One of TV's best-known moms has died. Doris Roberts, who played Ray Romano's meddling mom on "Everybody Loves Raymond," died here in Los Angeles on Sunday. She was said to be about 90, but Roberts' own statements about her age put her at 85. NPR's Elizabeth Blair has this appreciation.

ELIZABETH BLAIR, BYLINE: As Marie Barone on "Everybody Loves Raymond," Doris Roberts was somehow both pushy and comforting. Here she is greeting her son's upper-class in-laws.


DORIS ROBERTS: (As Marie Barone) Oh, isn't this nice? Connecticut grandma and grandpa and regular grandma and grandpa.


BLAIR: "Everybody Loves Raymond" creator Phil Rosenthal says more than 100 actors auditioned for the part of Marie Barone, including some pretty famous ones. Nobody nailed the part as well as Doris Roberts.

PHIL ROSENTHAL: There was not even a close second.

BLAIR: Rosenthal says Roberts was critical to the tremendous success of "Everybody Loves Raymond." In fact, he says, she helped clinch the deal with CBS with a scene from the pilot. Raymond gives his mother the Fruit of the Month Club.


ROBERTS: (As Marie Barone) There are over a dozen pears (laughter). What am I supposed to do with all those pears?

RAY ROMANO: (As Raymond) I think you're supposed to eat them, mom.

ROBERTS: (As Marie Barone) Myself?

ROMANO: (As Raymond) You. You and dad and Robert.

ROBERTS: (As Marie Barone) How many pears can Robert eat?


ROBERTS: (As Marie Barone) Look, I appreciate the thought, Raymond, but please don't ever send us any more food again, OK? Thanks.

BLAIR: As Marie Barone, Doris Roberts was the show's antagonist, the overbearing, intrusive mother. And yet, says Rosenthal, you loved her.

ROSENTHAL: She was able to nuance a character that was not a caricature, but someone with layers and levels.
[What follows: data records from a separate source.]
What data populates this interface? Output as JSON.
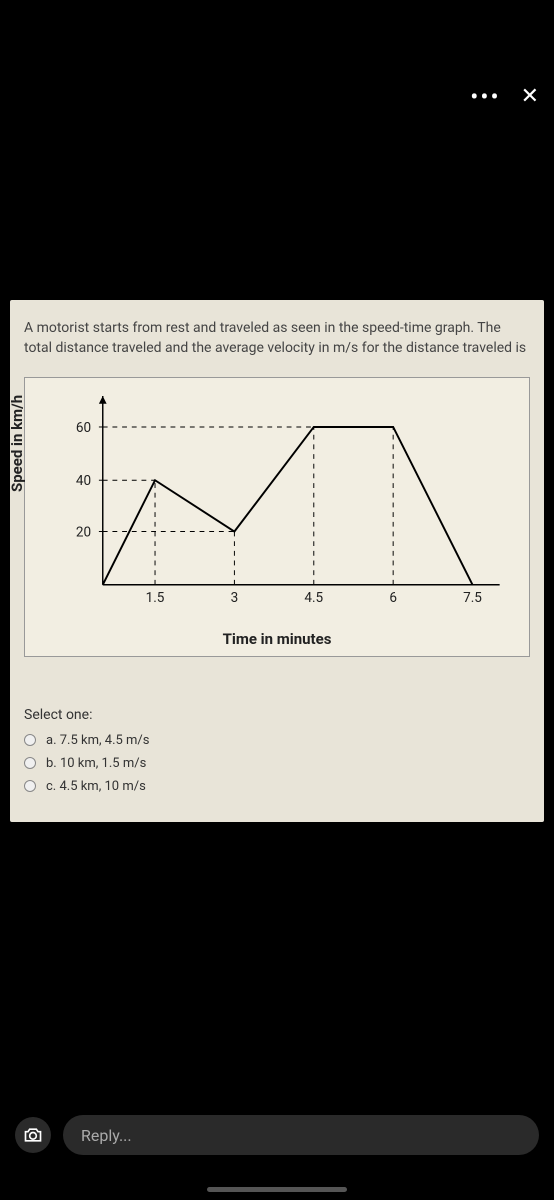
{
  "topbar": {
    "more_icon": "•••",
    "close_icon": "✕"
  },
  "question": {
    "text": "A motorist starts from rest and traveled as seen in the speed-time graph. The total distance traveled and the average velocity in m/s for the distance traveled is"
  },
  "chart_data": {
    "type": "line",
    "xlabel": "Time in minutes",
    "ylabel": "Speed in km/h",
    "x_ticks": [
      1.5,
      3.0,
      4.5,
      6.0,
      7.5
    ],
    "y_ticks": [
      20,
      40,
      60
    ],
    "xlim": [
      0,
      7.5
    ],
    "ylim": [
      0,
      65
    ],
    "series": [
      {
        "name": "speed",
        "points": [
          {
            "x": 0,
            "y": 0
          },
          {
            "x": 1.5,
            "y": 40
          },
          {
            "x": 3.0,
            "y": 20
          },
          {
            "x": 4.5,
            "y": 60
          },
          {
            "x": 6.0,
            "y": 60
          },
          {
            "x": 7.5,
            "y": 0
          }
        ]
      }
    ],
    "dashed_guides": [
      {
        "type": "horizontal",
        "y": 60,
        "x_end": 4.5
      },
      {
        "type": "horizontal",
        "y": 40,
        "x_end": 1.5
      },
      {
        "type": "horizontal",
        "y": 20,
        "x_end": 3.0
      },
      {
        "type": "vertical",
        "x": 1.5,
        "y_end": 40
      },
      {
        "type": "vertical",
        "x": 3.0,
        "y_end": 20
      },
      {
        "type": "vertical",
        "x": 4.5,
        "y_end": 60
      },
      {
        "type": "vertical",
        "x": 6.0,
        "y_end": 60
      }
    ]
  },
  "select": {
    "label": "Select one:",
    "options": [
      "a. 7.5 km,  4.5 m/s",
      "b. 10 km, 1.5 m/s",
      "c. 4.5 km, 10 m/s"
    ]
  },
  "reply": {
    "placeholder": "Reply..."
  }
}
BLAIR: Doris Mae Roberts was born in St. Louis, Mo. When she was little, her family moved to New York. She once said she was proud of her Russian Jewish heritage. She was a member of the prestigious Actors Studio and spent some 20 years appearing in Broadway plays. Among her many movie and TV credits? 1974's "The Taking Of Pelham 123" and the TV detective series "Remington Steele." She won her first Emmy in 1983 for a guest role as a homeless woman in the TV show "St. Elsewhere."


UNIDENTIFIED ACTOR: (As character) What do you eat?

ROBERTS: (As Cora) Well, donuts, a piece of sandwich. You could make a stew out of the things we find.

BLAIR: Doris Roberts won five Emmys in all, four of them for "Everybody Loves Raymond." Here she is accepting the award in 2001.


ROBERTS: I'm having the best time of my life. I'm 71 tonight, and I'm kicking, honey.


BLAIR: Doris Roberts often spoke out against age discrimination. In 2002, at a Senate hearing, she said the entertainment industry, quote, "are the worst perpetrators of this bigotry." She said even though most actors improve with age, many of her peers were forced to live on unemployment or welfare because of the scarcity of roles. She urged a change in attitudes, saying the later years can be life's most productive and creative.

Elizabeth Blair, NPR News. Transcript provided by NPR, Copyright NPR.

Elizabeth Blair is a Peabody Award-winning senior producer/reporter on the Arts Desk of NPR News.